- PROBLEM:
Leave the pictures aside and give back every entry below word for word.

──────── DATA FOR THIS TASK

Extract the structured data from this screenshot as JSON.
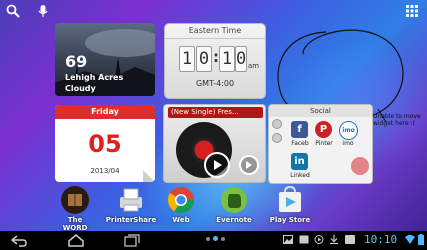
{
  "weather": {
    "temperature": "69",
    "location": "Lehigh Acres",
    "condition": "Cloudy"
  },
  "clock": {
    "header": "Eastern Time",
    "hour1": "1",
    "hour2": "0",
    "min1": "1",
    "min2": "0",
    "ampm": "am",
    "timezone": "GMT-4:00"
  },
  "calendar": {
    "weekday": "Friday",
    "day": "05",
    "year_month": "2013/04"
  },
  "music": {
    "title": "(New Single) Fres..."
  },
  "social": {
    "header": "Social",
    "items": [
      {
        "label": "Faceb"
      },
      {
        "label": "Pinter"
      },
      {
        "label": "imo"
      },
      {
        "label": "Linked"
      }
    ]
  },
  "note": {
    "text": "Unable to move widget here :("
  },
  "dock": {
    "apps": [
      {
        "label": "The WORD"
      },
      {
        "label": "PrinterShare"
      },
      {
        "label": "Web"
      },
      {
        "label": "Evernote"
      },
      {
        "label": "Play Store"
      }
    ]
  },
  "status": {
    "time": "10:10"
  },
  "colors": {
    "calendar_red": "#e02c2c",
    "facebook": "#3b5998",
    "pinterest": "#cb2027",
    "linkedin": "#0e76a8",
    "clock_accent": "#5fc7ff"
  }
}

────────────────

- SOLUTION BELOW:
Extract the structured data from this screenshot as JSON.
{
  "weather": {
    "temperature": "69",
    "location": "Lehigh Acres",
    "condition": "Cloudy"
  },
  "clock": {
    "header": "Eastern Time",
    "hour1": "1",
    "hour2": "0",
    "min1": "1",
    "min2": "0",
    "ampm": "am",
    "timezone": "GMT-4:00"
  },
  "calendar": {
    "weekday": "Friday",
    "day": "05",
    "year_month": "2013/04"
  },
  "music": {
    "title": "(New Single) Fres..."
  },
  "social": {
    "header": "Social",
    "items": [
      {
        "label": "Faceb"
      },
      {
        "label": "Pinter"
      },
      {
        "label": "imo"
      },
      {
        "label": "Linked"
      }
    ]
  },
  "note": {
    "text": "Unable to move widget here :("
  },
  "dock": {
    "apps": [
      {
        "label": "The WORD"
      },
      {
        "label": "PrinterShare"
      },
      {
        "label": "Web"
      },
      {
        "label": "Evernote"
      },
      {
        "label": "Play Store"
      }
    ]
  },
  "status": {
    "time": "10:10"
  },
  "colors": {
    "calendar_red": "#e02c2c",
    "facebook": "#3b5998",
    "pinterest": "#cb2027",
    "linkedin": "#0e76a8",
    "clock_accent": "#5fc7ff"
  }
}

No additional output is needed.